Other Storylines to Watch 

Will Shohei Ohtani live up to his mega-deal with the Dodgers?

Shohei Ohtani signed a 10-year, $700 million contract with the Dodgers in the offseason, and he saved on moving costs to boot while switching over from the other LA team. The two-time AL MVP is unlikely to contend for the NL MVP award in his first year, as he’ll have access to only half of his unicorn hitter+pitcher skill set. Ohtani averaged 117 games played and 28.5 home runs in his six seasons with the Angels while slashing .274/.366/.556.

He could have a hard time reaching those benchmarks in his first season with the Dodgers considering Bryce Harper wasn’t the same hitter in his first few months back after a quick return from Tommy John surgery last year, going 166 plate appearances without a home run at one point. Once Ohtani is back to hitting and pitching at the same time, he could start to look like a bargain, but he’ll be far from a $70 million player in 2024 — though the Japanese star will still be worth more than the $2 million the Dodgers will actually pay him while deferring a ridiculous $68 million.

Will Aaron Rodgers help the Jets fly higher in 2024?

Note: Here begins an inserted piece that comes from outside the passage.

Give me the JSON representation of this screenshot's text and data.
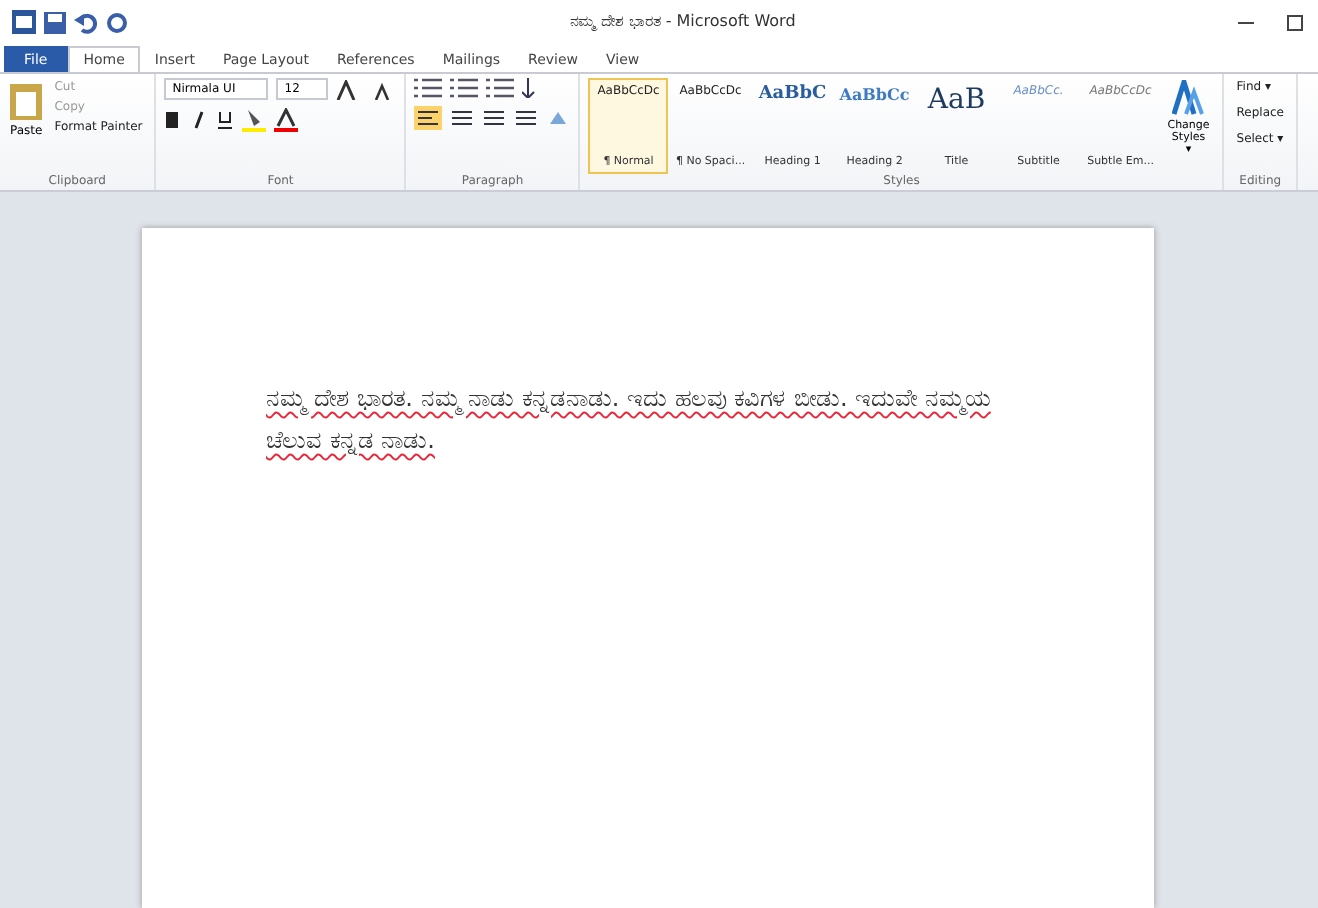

Aaron Rodgers’ move to the Jets was one of the biggest sports stories of 2023, but he lasted just four plays before tearing his Achilles, kicking off a trend of starting QBs going down that permeated the 2023 NFL season. Things should be better in 2024, as playing without Rodgers the rest of the way helped the Jets realize that they also need to shore up other elements of the offense, most notably the offensive line and wide receivers behind Garrett Wilson.

Rodgers won’t contend for a fifth MVP award at age 40. But if he’s truly healthy, Rodgers should have the Jets in playoff position to snap a drought that dates back to 2010.

Sasha Yodashkin
Sasha Yodashkin has been contributing NFL, NHL, NBA, MLB and Tennis content to RotoWire since 2015, with an emphasis on DFS. He is a huge New York sports fan who has been playing fantasy sports since middle school.
MORE FROM Sasha